7. Henry, F. M., & Rogers, D. E. (1960). Increased response latency for complicated movements and a "memory drum" theory of neuromotor reaction. Research Quarterly, 31(3), 448-458. doi: [DOI:10.1080/10671188.1960.10762052]
8. Keetch, K. M., Schmidt, R. A., Lee, T. D., & Young, D. E. (2005). Especial skills: Their emergence with massive amounts of practice. Journal of Experimental Psychology: Human Perception and Performance, 31(5), 970-978. doi:https://doi.apa.org/doi/10.1037/0096-1523.31.5.970 https://doi.org/10.1037/0096-1523.31.5.970 [DOI:doi/10.1037/0096-1523.31.5.970]
9. Kerr, R., & Booth, B. (1978). Specific and varied practice of motor skill. Perceptual and Motor Skills, 46(2), 395-401. doi: https://doi.org/10.1177/003151257804600201 [DOI:10.1177%2F003151257804600201]
10. Mattar, A. A. G., & Ostry, D. J. (2010). Generalization of dynamics learning across changes in movement amplitude. Journal of Neurophysiology, 104(1), 426-438. doi: [DOI:10.1152/jn.00886.2009]
11. Schmidt, R. A. (1975). A schema theory of discrete motor skill learning. Psychological review, 82(4), 225-260. [DOI:10.1037/h0076770]
12. Shea, C. H., & Kohl, R. M. (1990). Specificity and variability of Practice. Research Quarterly for Exercise and Sport, 61(2), 169-177. doi: [DOI:10.1080/02701367.1990.10608671]
13. Shea, C. H., & Kohl, R. M. (1991). Composition of practice: Influence on the retention of motor skills. Research Quarterly for Exercise and Sport, 62(2), 187-195. doi: [DOI:10.1080/02701367.1991.10608709]
14. Shoenfelt, E. L., Snyder, L. A., Maue, A. E., McDowell, C. P., & Woolard, C. D. (2002). Comparison of constant and variable practice conditions on free-throw shooting. Perceptual and Motor Skills, 94, 1113-1123. doi: https://doi.org/10.2466/pms.2002.94.3c.1113 [DOI:10.2466%2Fpms.2002.94.3c.1113]
15. Willey, C. R., & Liu, Z. (2018a). Limited generalization with varied, as compared to specific, practice in short-term motor learning. Acta Psychologica, 182. doi: [DOI:10.1016/j.actpsy.2017.11.008]
16. Willey, C. R., & Liu, Z. (2018b). Long-term motor learning: Effects of varied and specific practice. Vision Research, 152, 10-18. doi: [DOI:10.1016/j.visres.2017.03.012]
17. Yao, W. X., DeSola, W., & Bi, Z. C. (2009). Variable practice versus constant practice in the acquisition of wheelchair propulsive speeds Perceptual and Motor Skills, 109(1), 133-139. doi: [DOI:10.2466/pms.109.1.133-139]
18. Zetou, E., Papadakis, L., Vernadakis, N., Derri, V., Bebetsos, E., & Filippou, F. (2014). The effect of variable and stable practice on performance and learning the header skill of young athletes in soccer. Procedia-Social and Behavioral Sciences, 152, 824-829. doi: [DOI:10.1016/j.sbspro.2014.09.328]

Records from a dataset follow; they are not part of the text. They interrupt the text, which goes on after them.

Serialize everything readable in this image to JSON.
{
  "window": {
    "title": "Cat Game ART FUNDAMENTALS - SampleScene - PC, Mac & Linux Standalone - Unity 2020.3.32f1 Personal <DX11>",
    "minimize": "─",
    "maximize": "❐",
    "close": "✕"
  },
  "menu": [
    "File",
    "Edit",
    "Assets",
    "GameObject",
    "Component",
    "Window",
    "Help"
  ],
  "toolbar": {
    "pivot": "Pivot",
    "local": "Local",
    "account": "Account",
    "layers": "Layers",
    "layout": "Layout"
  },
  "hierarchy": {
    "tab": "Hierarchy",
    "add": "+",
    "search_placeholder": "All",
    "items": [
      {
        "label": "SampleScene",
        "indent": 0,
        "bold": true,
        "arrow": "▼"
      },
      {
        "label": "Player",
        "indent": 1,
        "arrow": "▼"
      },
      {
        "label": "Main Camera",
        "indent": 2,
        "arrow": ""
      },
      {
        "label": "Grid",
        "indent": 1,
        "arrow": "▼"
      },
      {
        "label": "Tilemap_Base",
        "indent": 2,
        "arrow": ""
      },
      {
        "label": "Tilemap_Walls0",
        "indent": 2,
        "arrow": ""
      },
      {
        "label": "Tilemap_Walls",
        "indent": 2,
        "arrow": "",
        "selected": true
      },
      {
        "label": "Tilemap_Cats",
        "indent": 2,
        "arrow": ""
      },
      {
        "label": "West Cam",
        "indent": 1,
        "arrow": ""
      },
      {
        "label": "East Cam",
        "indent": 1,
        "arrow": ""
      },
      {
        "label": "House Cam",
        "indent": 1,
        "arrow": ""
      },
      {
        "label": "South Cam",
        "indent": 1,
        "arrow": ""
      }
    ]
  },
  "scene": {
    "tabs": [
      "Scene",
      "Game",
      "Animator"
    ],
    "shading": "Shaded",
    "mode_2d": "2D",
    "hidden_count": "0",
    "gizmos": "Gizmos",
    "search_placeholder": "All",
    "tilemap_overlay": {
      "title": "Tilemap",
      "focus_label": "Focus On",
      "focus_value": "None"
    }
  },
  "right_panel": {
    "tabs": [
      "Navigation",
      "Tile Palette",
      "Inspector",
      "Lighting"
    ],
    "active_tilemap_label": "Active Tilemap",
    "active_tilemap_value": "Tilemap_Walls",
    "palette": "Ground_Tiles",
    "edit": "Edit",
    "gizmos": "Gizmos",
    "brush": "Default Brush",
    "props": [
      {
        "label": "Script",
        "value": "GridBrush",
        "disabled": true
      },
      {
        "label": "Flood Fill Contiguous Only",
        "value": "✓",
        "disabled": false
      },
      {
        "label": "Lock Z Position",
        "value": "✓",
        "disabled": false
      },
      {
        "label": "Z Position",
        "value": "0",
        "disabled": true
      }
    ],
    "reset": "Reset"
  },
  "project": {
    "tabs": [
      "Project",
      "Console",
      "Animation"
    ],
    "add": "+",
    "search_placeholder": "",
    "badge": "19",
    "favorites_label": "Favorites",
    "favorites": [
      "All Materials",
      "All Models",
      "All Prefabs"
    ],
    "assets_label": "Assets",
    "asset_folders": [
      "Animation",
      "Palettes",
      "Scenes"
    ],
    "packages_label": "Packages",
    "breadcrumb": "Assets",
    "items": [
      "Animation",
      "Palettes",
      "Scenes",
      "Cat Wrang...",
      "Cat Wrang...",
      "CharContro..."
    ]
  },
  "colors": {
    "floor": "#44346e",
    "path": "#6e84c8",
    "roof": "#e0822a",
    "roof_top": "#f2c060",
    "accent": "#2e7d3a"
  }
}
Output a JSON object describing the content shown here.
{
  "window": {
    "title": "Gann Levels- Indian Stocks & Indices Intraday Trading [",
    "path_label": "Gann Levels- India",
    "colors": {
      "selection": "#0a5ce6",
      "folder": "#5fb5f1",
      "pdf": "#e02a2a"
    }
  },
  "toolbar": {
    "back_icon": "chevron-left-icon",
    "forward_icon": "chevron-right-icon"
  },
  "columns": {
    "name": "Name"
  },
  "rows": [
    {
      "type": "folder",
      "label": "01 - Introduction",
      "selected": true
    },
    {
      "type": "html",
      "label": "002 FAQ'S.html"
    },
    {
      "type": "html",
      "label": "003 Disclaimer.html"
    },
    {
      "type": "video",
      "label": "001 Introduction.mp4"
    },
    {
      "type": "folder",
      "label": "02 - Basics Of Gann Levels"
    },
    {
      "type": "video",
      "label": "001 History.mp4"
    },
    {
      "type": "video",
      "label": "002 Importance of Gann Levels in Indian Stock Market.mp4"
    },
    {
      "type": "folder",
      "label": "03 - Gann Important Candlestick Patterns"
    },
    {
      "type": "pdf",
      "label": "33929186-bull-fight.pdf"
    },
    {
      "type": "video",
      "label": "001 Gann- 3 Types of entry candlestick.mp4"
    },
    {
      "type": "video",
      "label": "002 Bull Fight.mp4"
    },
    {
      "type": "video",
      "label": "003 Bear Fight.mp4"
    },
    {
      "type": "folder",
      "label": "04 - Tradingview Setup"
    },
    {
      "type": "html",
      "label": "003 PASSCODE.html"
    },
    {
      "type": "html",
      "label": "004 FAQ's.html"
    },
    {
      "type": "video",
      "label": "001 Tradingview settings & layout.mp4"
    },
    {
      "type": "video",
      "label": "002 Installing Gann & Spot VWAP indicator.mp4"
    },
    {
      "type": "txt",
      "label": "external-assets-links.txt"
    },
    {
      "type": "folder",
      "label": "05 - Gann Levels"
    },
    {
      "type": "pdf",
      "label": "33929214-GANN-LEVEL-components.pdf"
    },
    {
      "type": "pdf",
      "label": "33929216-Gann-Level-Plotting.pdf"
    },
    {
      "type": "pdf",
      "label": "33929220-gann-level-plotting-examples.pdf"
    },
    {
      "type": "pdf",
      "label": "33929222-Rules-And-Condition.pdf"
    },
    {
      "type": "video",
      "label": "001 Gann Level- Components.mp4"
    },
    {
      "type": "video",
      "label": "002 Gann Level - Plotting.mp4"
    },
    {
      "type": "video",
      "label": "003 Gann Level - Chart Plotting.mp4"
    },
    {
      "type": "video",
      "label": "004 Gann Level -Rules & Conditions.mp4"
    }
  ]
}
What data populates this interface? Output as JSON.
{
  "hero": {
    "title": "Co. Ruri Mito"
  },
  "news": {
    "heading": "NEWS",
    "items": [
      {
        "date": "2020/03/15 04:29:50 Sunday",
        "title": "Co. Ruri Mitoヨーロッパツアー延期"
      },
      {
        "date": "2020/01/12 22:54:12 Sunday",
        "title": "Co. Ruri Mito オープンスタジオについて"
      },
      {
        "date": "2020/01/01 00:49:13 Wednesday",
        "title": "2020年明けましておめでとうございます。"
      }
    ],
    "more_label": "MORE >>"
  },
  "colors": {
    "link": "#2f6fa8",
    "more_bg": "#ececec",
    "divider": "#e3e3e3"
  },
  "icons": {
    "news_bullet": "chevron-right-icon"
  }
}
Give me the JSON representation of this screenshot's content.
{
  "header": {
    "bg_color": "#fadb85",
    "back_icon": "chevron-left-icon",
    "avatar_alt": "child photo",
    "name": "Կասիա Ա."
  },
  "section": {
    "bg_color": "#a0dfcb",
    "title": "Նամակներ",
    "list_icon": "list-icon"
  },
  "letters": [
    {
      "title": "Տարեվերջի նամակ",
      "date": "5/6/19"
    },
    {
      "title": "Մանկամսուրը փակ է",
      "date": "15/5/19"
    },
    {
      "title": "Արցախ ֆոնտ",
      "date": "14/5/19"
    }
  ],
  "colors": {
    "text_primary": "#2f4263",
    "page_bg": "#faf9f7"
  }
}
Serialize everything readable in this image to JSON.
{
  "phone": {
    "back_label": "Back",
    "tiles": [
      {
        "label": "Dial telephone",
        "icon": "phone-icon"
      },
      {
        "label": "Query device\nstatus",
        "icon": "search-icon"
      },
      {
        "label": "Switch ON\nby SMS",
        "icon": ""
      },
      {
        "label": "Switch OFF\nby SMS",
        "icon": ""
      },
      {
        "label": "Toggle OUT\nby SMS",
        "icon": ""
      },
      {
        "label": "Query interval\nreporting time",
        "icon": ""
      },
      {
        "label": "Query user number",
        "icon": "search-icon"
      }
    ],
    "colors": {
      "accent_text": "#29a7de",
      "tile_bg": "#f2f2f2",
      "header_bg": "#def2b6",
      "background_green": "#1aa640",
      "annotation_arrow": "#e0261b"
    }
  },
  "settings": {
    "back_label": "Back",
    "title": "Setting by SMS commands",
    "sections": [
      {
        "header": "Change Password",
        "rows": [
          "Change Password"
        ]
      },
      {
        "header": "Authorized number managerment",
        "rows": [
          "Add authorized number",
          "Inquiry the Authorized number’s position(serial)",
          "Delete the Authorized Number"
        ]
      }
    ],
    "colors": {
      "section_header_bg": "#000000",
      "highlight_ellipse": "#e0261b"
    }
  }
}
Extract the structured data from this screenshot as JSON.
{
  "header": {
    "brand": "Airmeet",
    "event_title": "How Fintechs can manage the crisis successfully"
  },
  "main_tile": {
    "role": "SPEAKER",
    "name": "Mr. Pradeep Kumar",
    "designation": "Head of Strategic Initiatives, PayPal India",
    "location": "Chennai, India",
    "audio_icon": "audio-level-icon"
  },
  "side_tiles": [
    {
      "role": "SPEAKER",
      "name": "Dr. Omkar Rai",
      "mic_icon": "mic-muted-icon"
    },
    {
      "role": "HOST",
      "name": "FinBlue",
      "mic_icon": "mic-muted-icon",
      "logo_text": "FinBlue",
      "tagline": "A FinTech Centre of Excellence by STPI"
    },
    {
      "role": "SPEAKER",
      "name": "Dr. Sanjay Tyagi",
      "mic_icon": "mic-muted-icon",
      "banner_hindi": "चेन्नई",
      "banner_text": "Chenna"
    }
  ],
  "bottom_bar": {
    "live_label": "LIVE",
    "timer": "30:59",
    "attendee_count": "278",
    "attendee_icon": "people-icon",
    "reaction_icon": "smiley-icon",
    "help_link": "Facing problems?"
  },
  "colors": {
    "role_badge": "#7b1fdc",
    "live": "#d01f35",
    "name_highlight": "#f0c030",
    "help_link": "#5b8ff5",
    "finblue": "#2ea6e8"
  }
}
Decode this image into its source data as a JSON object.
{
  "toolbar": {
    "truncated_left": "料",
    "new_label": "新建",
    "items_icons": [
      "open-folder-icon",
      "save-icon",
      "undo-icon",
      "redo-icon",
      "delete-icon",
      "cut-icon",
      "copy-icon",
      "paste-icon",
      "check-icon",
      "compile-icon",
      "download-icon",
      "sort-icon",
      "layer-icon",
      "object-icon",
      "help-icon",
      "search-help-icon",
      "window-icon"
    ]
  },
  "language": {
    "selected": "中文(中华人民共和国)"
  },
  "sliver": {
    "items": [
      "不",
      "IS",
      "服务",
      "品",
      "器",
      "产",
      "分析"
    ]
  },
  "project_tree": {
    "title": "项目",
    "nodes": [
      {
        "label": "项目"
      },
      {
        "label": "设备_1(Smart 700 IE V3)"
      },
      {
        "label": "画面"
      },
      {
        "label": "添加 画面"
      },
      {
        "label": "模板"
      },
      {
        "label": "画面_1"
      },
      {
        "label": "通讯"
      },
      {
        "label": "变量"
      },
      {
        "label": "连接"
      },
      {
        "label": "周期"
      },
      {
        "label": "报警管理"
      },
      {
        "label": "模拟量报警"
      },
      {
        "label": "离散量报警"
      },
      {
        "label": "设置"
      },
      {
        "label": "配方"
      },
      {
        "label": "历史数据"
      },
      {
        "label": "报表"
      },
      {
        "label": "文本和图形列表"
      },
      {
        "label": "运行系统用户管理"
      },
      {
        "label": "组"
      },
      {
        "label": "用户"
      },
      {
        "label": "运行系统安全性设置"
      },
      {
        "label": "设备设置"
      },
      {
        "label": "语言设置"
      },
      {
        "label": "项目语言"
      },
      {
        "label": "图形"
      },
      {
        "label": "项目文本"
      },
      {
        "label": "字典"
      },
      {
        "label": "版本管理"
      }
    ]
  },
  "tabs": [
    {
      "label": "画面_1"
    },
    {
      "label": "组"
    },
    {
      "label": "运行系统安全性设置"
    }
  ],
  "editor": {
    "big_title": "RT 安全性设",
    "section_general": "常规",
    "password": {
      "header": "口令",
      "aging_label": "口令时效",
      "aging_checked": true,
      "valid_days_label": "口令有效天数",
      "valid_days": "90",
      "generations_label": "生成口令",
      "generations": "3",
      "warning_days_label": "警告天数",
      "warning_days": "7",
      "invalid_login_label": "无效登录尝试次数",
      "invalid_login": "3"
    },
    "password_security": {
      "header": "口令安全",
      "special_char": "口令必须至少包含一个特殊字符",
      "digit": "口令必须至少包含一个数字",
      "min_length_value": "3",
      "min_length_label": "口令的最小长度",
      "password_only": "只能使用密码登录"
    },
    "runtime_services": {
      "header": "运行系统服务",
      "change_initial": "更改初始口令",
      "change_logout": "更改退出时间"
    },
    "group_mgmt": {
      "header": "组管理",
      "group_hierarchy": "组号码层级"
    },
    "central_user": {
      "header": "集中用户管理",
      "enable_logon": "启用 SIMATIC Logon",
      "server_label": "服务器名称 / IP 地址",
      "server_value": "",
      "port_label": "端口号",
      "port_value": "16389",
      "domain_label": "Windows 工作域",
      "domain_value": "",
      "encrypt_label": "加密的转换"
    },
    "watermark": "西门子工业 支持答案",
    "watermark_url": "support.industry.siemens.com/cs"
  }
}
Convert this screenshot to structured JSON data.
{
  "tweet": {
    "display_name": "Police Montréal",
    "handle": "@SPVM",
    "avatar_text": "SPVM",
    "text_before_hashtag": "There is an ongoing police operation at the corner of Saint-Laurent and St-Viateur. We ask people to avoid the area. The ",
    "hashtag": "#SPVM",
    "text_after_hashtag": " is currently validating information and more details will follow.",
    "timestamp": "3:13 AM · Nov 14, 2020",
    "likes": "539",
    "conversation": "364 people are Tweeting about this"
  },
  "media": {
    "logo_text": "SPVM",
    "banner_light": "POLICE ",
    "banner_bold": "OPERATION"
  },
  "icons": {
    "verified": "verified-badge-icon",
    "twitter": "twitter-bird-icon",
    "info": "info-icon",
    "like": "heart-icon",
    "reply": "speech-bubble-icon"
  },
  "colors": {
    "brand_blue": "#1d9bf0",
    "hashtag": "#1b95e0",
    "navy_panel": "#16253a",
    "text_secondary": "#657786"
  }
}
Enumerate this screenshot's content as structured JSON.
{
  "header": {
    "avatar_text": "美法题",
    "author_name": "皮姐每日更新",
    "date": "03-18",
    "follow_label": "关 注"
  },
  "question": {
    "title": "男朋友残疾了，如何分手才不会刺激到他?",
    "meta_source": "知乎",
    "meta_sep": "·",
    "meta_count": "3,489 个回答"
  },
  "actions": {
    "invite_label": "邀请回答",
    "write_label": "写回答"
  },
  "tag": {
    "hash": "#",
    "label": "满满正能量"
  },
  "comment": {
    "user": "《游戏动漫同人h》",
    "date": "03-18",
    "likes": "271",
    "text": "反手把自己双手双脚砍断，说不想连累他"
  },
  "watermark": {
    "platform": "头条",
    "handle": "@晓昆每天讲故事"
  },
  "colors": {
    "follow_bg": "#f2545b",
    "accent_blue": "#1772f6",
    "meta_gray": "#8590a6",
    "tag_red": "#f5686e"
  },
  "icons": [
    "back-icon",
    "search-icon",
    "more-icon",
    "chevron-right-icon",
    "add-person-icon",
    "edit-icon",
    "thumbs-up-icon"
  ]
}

Add your comments about this article : Your username or Email:
CAPTCHA

Send email to the article author


Rights and Permissions
Creative Commons License This work is licensed under Attribution 4.0 International (CC BY 4.0).

© 2022 CC BY 4.0 | International Journal of Motor Control and Learning

Designed & Developed by : Yektaweb